24/01/2022
Expert assessment

Phytotherapy and aromatherapy: adapting risk assessment in veterinary medicine

Herbal preparations (phytotherapy) and essential oils (aromatherapy) are increasingly being used as alternatives to other “allopathic” medicinal products for the treatment of animals. This is true even for food-producing animals. If the products used have a therapeutic purpose, they are considered veterinary medicinal products.This means it should be possible to guarantee there is no risk to consumers of foods derived from treated animals. However, it is complicated to implement the current regulations to assess this risk for herbal medicinal products. ANSES therefore issued an internal request to propose a specific assessment methodology for herbal veterinary medicinal products.

The use of herbal veterinary medicinal products is gaining popularity among farmers and veterinarians. However, the large majority of plants, herbal preparations and essential oils commonly used in veterinary medicine have not been assessed in accordance with the regulations on veterinary medicinal products. As a result, they cannot be used for therapeutic purposes for food-producing animals. This is due in particular to the absence of maximum residue limits (MRLs); an MRL is the maximum quantity of an active substance contained in a medicinal product that can be found in food of animal origin without posing a risk to consumer health. These limits, defined at European level, are a prerequisite for authorising the placing on the market of veterinary medicinal products intended for food-producing animals.

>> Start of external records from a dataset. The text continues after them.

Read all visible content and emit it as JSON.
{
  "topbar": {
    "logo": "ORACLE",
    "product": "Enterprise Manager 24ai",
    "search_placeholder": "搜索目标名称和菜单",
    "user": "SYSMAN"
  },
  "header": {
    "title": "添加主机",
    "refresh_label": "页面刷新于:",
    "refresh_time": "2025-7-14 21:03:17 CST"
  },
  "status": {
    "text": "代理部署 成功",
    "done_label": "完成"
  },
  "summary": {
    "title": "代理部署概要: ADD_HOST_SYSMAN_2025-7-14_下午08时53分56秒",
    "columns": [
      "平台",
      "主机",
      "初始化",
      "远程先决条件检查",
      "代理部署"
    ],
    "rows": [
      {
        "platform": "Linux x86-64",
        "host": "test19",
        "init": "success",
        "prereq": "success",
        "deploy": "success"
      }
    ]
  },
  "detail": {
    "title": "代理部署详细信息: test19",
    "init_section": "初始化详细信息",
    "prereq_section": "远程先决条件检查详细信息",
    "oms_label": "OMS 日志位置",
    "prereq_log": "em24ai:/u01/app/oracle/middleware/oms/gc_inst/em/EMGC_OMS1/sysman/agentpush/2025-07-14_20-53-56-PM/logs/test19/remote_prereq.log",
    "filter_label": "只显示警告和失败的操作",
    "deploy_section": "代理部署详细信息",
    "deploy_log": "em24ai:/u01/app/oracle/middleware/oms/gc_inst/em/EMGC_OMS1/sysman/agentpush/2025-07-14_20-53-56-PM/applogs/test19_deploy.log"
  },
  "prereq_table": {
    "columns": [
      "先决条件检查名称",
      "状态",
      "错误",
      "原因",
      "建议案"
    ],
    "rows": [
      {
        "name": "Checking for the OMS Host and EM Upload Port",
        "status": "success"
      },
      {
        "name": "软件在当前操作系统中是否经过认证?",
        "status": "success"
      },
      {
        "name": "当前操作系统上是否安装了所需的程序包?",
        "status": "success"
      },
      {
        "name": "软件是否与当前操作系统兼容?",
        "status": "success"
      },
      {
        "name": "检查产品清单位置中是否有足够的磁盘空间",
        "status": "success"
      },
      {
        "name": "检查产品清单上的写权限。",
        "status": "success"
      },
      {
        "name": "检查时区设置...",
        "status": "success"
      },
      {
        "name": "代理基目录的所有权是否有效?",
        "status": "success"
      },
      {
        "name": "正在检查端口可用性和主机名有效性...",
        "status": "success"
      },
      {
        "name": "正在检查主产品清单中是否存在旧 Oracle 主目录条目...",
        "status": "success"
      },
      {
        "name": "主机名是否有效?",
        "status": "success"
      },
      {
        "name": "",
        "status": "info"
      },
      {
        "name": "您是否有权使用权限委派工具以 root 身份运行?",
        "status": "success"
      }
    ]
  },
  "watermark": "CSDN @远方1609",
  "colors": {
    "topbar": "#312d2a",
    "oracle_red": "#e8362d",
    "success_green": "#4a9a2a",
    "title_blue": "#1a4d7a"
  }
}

The current method is not suitable for herbal medicinal products

The analytical methods used in MRL dossiers are complicated to implement for herbal medicinal products” explains Sophie Barreteau, Assistant to the Director of ANSES-ANMV (French Agency for Veterinary Medicinal Products) in charge of the Scientific Assessment Department. "The difficulty lies in the identification, for a given herbal substance, of marker residues (parent substance and metabolites for assay). The issue is even more complex when using essential oils, given the number of chemical compounds they contain. Similarly, strict botanical identification of the plant used is a prerequisite”.

Facilitating the use of plants in veterinary medicine without any risk to consumers

The ANMV, which is part of ANSES, therefore carried out an expert appraisal to propose an appropriate assessment methodology. This could be used to produce a list of plants for which an MRL does not need to be defined since their use is considered safe for consumers.

These are plants that have already been assessed under other regulations and for which data are available: for example, plants normally consumed by animals or humans, herbal substances authorised in food or feed supplements or contained in authorised medicinal products for human use, or plants for which there are data showing they are not toxic to humans at the doses used.

"This methodology proposes a scientific approach to assessing plants and ensuring they do not pose any risks. European recognition of this methodology would enable many plants to be classified regarding MRLs and would keep phytotherapy and aromatherapy from being used outside of the regulatory framework, as at present” affirms Jean-Pierre Orand, ANSES-ANMV Director.

In addition, for certain plants or parts of plants, using the proposed methodology, it cannot be concluded that they are safe since there is a lack of studies or data.  Their authorisation in veterinary medicine will need to be assessed on a case-by-case basis, and additional studies will have to be undertaken. The last category is that of plants that cannot be used in veterinary medicine due to their proven toxicity to humans and a possible risk to consumers.

Official European recognition of ANSES's methodology is required

In order to validate the developed method, the Working Group tested it for 21 plants, essential oils and substances significantly present in essential oils commonly used in veterinary medicine. “Please note that the conclusions of the expert appraisal are not a green light for their use in herbal medicinal products” clarifies Sophie Barreteau. “This would require official recognition of the methodology at European level. We will soon submit it to the European Medicines Agency (EMA). Our work is a step towards the inclusion of herbal substances on a list derived from the MRL regulations, and therefore towards the ability to use plants and essential oils in veterinary medicine without any risks to consumers, in order to meet the strong demand from farmers and veterinarians wanting to use alternatives to synthetic antibiotics”.